Pattern Download

Owl Pocket Scarf


Skill Level


What You Get

  • 1 digital pattern (instant download)
  • Free Pattern Updates

How it works

  • This pattern was designed by a Craftsy independent design partner!
  • You'll purchase through PayPal and all profits go to the designer.
  • After purchase find your pattern in your pattern library.


Looks like we have 6 more weeks of winter according to Punxsutawney Phil, the infamous ground hog. Don't worry! That just means more time to wear cute winter gear, like this fun Owl Pocket Scarf! The Owl Pocket Scarf features a warm scarf with two pockets to keep hands warm. As I was designing this, the owls seemed to take on a life of their own, so I made them different like siblings... or maybe cousins. This pattern offers advice on how you can make your own unique owl pockets, too. Instructions also include information on how to size the scarf for toddlers through adults just incase you need your own after making one for your favorite little person. Hope you enjoy this pattern and stay warm! BASIC SKILLS NECESSARY chain slip stitch single crochet half-double crochet double crochet increase decrease GAUGE 6 sts and 4 rows = 2" SUGGESTED YARN 256 yards of Worsted weight

Supplies Needed

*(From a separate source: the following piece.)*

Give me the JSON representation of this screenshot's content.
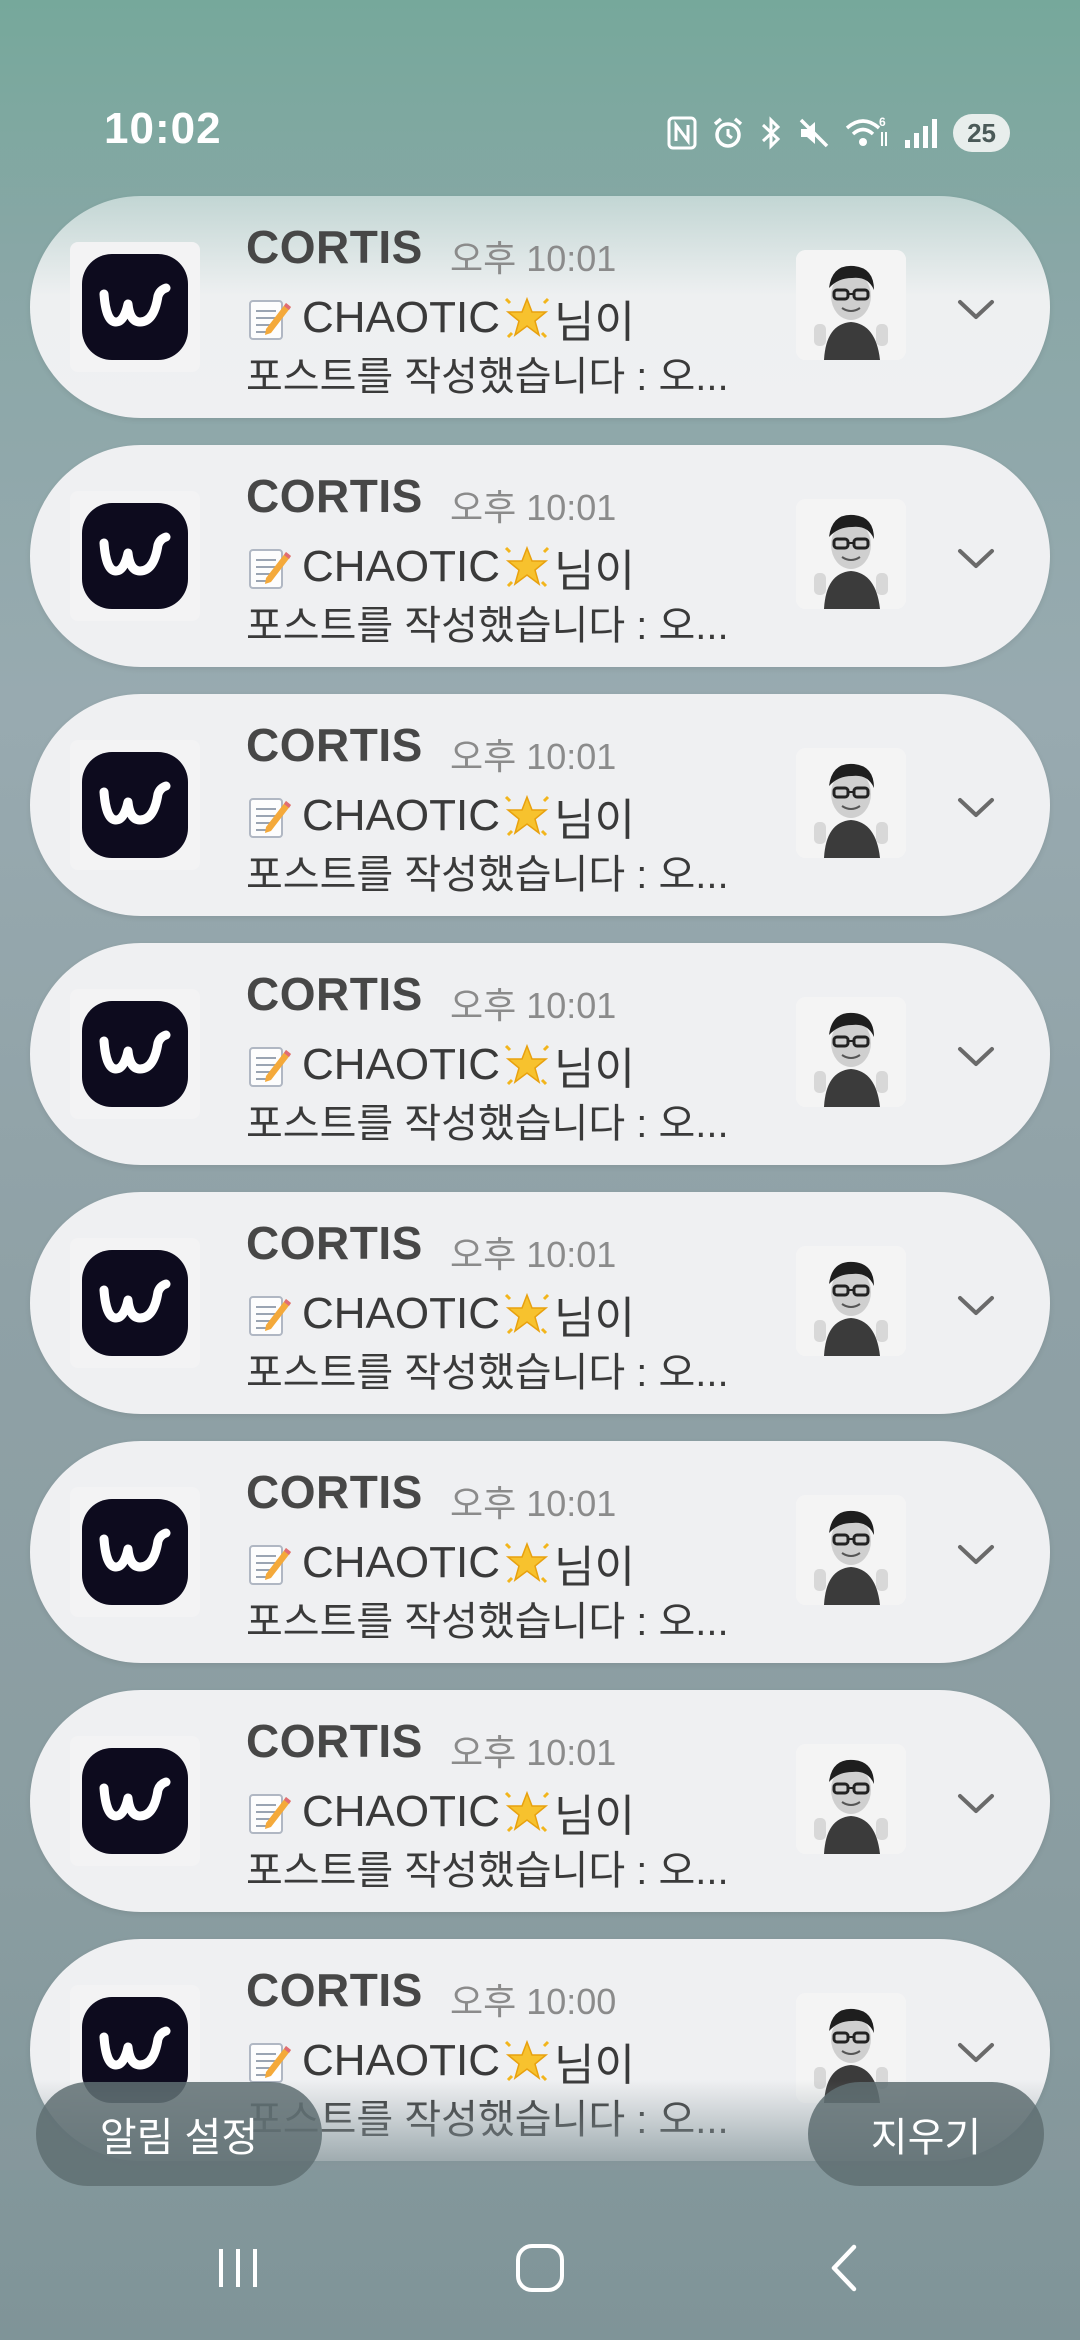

  • Scrap of white worsted weight yarn for eyes
  • 2 oz (57 g) contrasting worsted weight yarn for owl body
  • 5 oz (170 g) teal blue worsted weight yarn or main color of your choice

Sold by

Lori Thompson Design
Lori Thompson Design
I love to make things! Rarely will you find me without a crochet hook or knitting needles in hand working on a project. And I love to sew and scrapbook, too! My husband and daughter tease me about my crafty obsession. But they are pretty happy, too, when they score something handmade. I learned my crafting skills at an early age. I come from a crafty family and learned a lot from my mother and grandmother who taught me to crochet and craft. My 4-H leaders filled in the gaps, teaching me how to knit and sew. Then I studied Fashion Design and Home Economics at Kansas State University. Now, I have the privilege of passing these skills down to my daughter. I have to admit, it wasn’t easy for me to learn. I struggled with reading patterns and following instructions, so I designed most of my own projects. But over time, I finally learned how to follow a pattern and began writing my own patterns. I always like to share this experience with others who are learning to show them that with practice and perseverance, they can learn, too. Happy Stitching!